It was the audio-cassette that extended al-Khaledi’s prolific production and reputation to hundreds of thousands of listeners. While he had begun to use cassettes as early as the mid fifties, by the mid 1990s his poems were being distributed in huge quantities throughout Yemen as well as the Gulf and abroad. His poems have been sung especially by Yafi`i musicians and are set to the `oud (the well-known Middle Eastern lute) and sometimes a variety of drums, flutes and tambourines. But emphasis is given less to the music as much as his words. These words became especially relevant to listeners throughout Yemen when, thanks to the cassette, he was able to use poetic exchanges in order to establish a
national dialogue with poets from many different regions throughout Yemen.

While exchanges over the course of more than twenty years were sometimes hot and often political, he adhered to the tradition of mutual respect for other poets that has long marked the practice of poetry in Yemen and, might I add, the spirit of democracy that is so fundamental to the outlook of many Yemeni in both rural and urban areas. Cassettes enabled the extension of a lively genre of poetry that has long existed but which, through al-Khaledi’s leadership, developed a particularly popular orientation in recent years.

The remarkable thing about al-Khaledi was how extremely personable he was. Modest about his accomplishments, he was always quick to give credit to others, to sit with diverse groups of people and to encourage younger poets at every opportunity. His sociability and open-mindedness made my task all the easier. Working as an anthropologist for several years in Yemen, I was able to collect and translate many of his poems and complete a detailed history of his life just six months before he died. I remember my first impression of him at the local market in Lab`us, near his village in Yafi`a, where he paced around with a plastic sack in hand, bought the day’s groceries and supplies, chatted with others and swapped news as if the boundaries of the world were just over the hill. As I quickly discovered, the parochial image was deceiving. Everywhere he went in Yafi`a and `Aden people greeted him; delegations visiting from as far as Hadramawt, Sana`a and Ma’rib regularly sought him out, gave him the podium and devoured his poems; migrant communities in the Gulf, Britain and the United States were passionate about his poetry and the latest cassettes. Ironically, and most revealingly, he was relatively anonymous in official Yemeni media, academic institutions, and circles of the intellectual elite. His poetry, rather than couched in the elevated diction and conventional imagery of classical Arabic poetry, was sung in a familiar, colloquial tongue; his language, rather than replicating the discourses of those in circles of power, spoke to the concerns of popular Yemeni audiences. Ultimately, his poetry filled gaps and interpreted ruptures in political discourses, and for precisely that reason was remarkably mobile.

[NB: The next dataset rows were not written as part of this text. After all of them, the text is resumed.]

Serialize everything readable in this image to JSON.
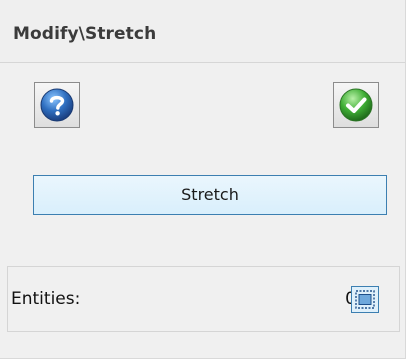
{
  "header": {
    "title": "Modify\\Stretch"
  },
  "toolbar": {
    "help_icon": "help-icon",
    "ok_icon": "checkmark-icon"
  },
  "main": {
    "stretch_label": "Stretch"
  },
  "entities": {
    "label": "Entities:",
    "count": "0",
    "select_icon": "selection-window-icon"
  },
  "colors": {
    "accent_border": "#3c7fb1",
    "help_blue": "#2f6fc0",
    "ok_green": "#3fae35",
    "panel_bg": "#f0f0f0"
  }
}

The last time I wa with al-Khaledi, we attended a rural wedding celebration together. We’d spent the previous evening with our eyes glued to the television set, watching France beat Brazil in the World Cup; he had been an avid observer through the final moments, late into the night, so I assumed that on the following night he would retire early. As dinner at the wedding was concluded and people gathered to dance, a poetic competition was set up. 

Poets slowly gathered to compete extemporaneously, and soon al-Khaledi was in the center of a ring of challengers, each vying for an opportunity to produce a few perfectly measured and rhymed verses that could dislodge the “poet of ripostes” from his throne. The drums beat furiously, the dancers romped, and neither the tournament nor al-Khaledi showed any signs of abating by the time I crept exhausted into bed at two in the morning. I remember being amazed and relieved that al-Khaledi had the constitution to endure longer than a fit 30-year old. It is therefore with deep sorrow that, in writing an obituary, I reflect on how audiences young and old alike have been deprived of a man who had such a love for his country, a commitment to his neighbors, and a passion for poetry.
W. Flagg Miller
Department of Anthropology
University of Michigan